2016-17:  Coach K again attracted a banner class of recruits which included Harry Giles, Jayson Tatum and Marques Bolden. Giles and Tatum were ranked one and two respectively in the nation. Marques was ranked 16 overall.  Giles required knee surgery before the season even started and did not play again until he played sparingly in the national tournament. Tatum and Bolden were both injured during the first games of the season. Tatum came back with a vengeance when healthy, and played outstandingly. Bolden was never able to regain his rhythm and did not have a banner season. Giles did not heal well enough to play until the tourney games and even then, fans saw only flashes of his greatness. The team was beaten 88-81 by a defensively tough South Carolina team in the second round of the NCAAs.

2017-18:   Next to appear on the Duke campus were  four one-and-doners in Marvin Bagley, Wendell Carter, Trevon Duval, and Gary Trent. Bagley was indisputably the top recruit in the nation, with the other three rating very highly also. Duke’s regular season record was a respectable 29-8, and the team was able to advance to the Elite Eight before being defeated in overtime by a fine Kansas team. An image difficult to forget was Wendell Carter’s obvious despair when he didn’t play at his best and was called for his fifth on a questionable blocking foul with three minutes left in overtime.

So, how successful has Coach K’s transition been to recruiting the very top players in the nation every year—virtually assured to only remain for a year?  Well, it has resulted in one national championship. Some great programs have yet to ever win it all, so from that standpoint, Duke has done well enough. Perhaps as a talking point for those opposing the NBA conveyer belt, immediately before moving in the one-and-done direction, Duke won it all in 2010. However, Coach K has definitely continued the winning tradition at Duke using this approach.

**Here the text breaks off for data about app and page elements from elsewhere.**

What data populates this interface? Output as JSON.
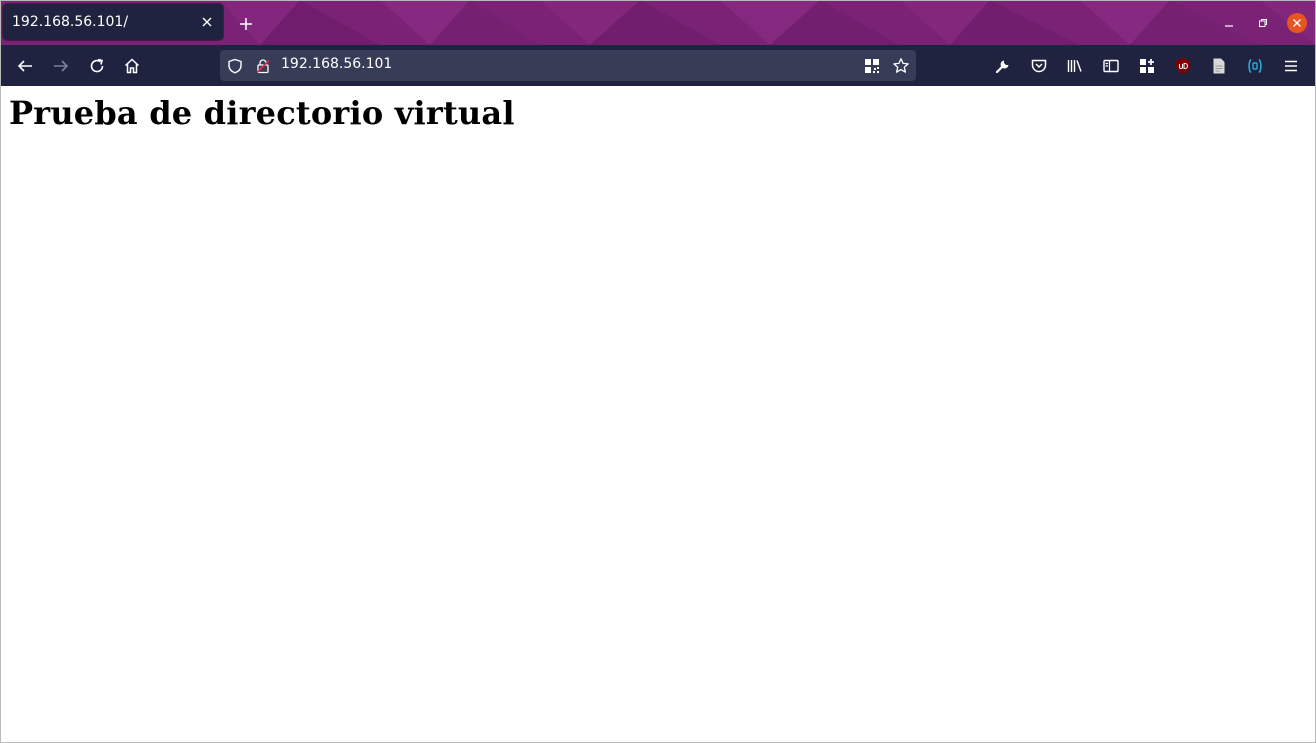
{
  "browser": {
    "tab": {
      "title": "192.168.56.101/"
    },
    "url": "192.168.56.101",
    "theme": {
      "tabstrip": "#7a2276",
      "toolbar": "#1f2340",
      "urlbar": "#373c57",
      "close_button": "#e95420"
    },
    "icons": {
      "back": "arrow-left-icon",
      "forward": "arrow-right-icon",
      "reload": "reload-icon",
      "home": "home-icon",
      "tracking": "shield-icon",
      "insecure": "lock-warning-icon",
      "qr": "qr-code-icon",
      "bookmark": "star-icon",
      "devtools": "wrench-icon",
      "pocket": "pocket-icon",
      "library": "library-icon",
      "sidebar": "sidebar-icon",
      "extensions": "extensions-icon",
      "ublock": "ublock-icon",
      "document": "document-icon",
      "bracket_ext": "bracket-extension-icon",
      "menu": "hamburger-menu-icon"
    }
  },
  "page": {
    "heading": "Prueba de directorio virtual"
  }
}
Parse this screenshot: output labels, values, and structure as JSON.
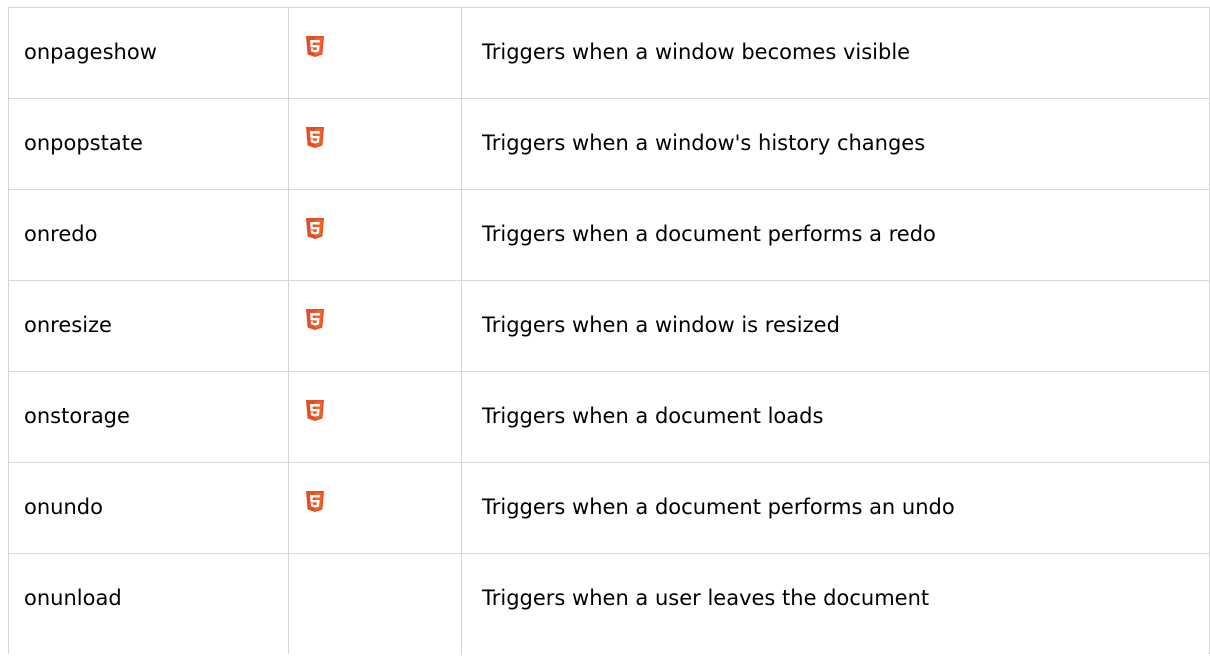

This coming season Duke will have arguably the most talented group of freshmen he has ever recruited. They feature the first, second, and third ranked players in the nation, as well as the number one point guard in the class.  Barring unforeseen problems or injuries, it surely appears that this offers Coach the top class and one of the best opportunities so far of taking an NBA lottery team to a national championship. This season could be a great proving ground for what top one-and-doners can achieve.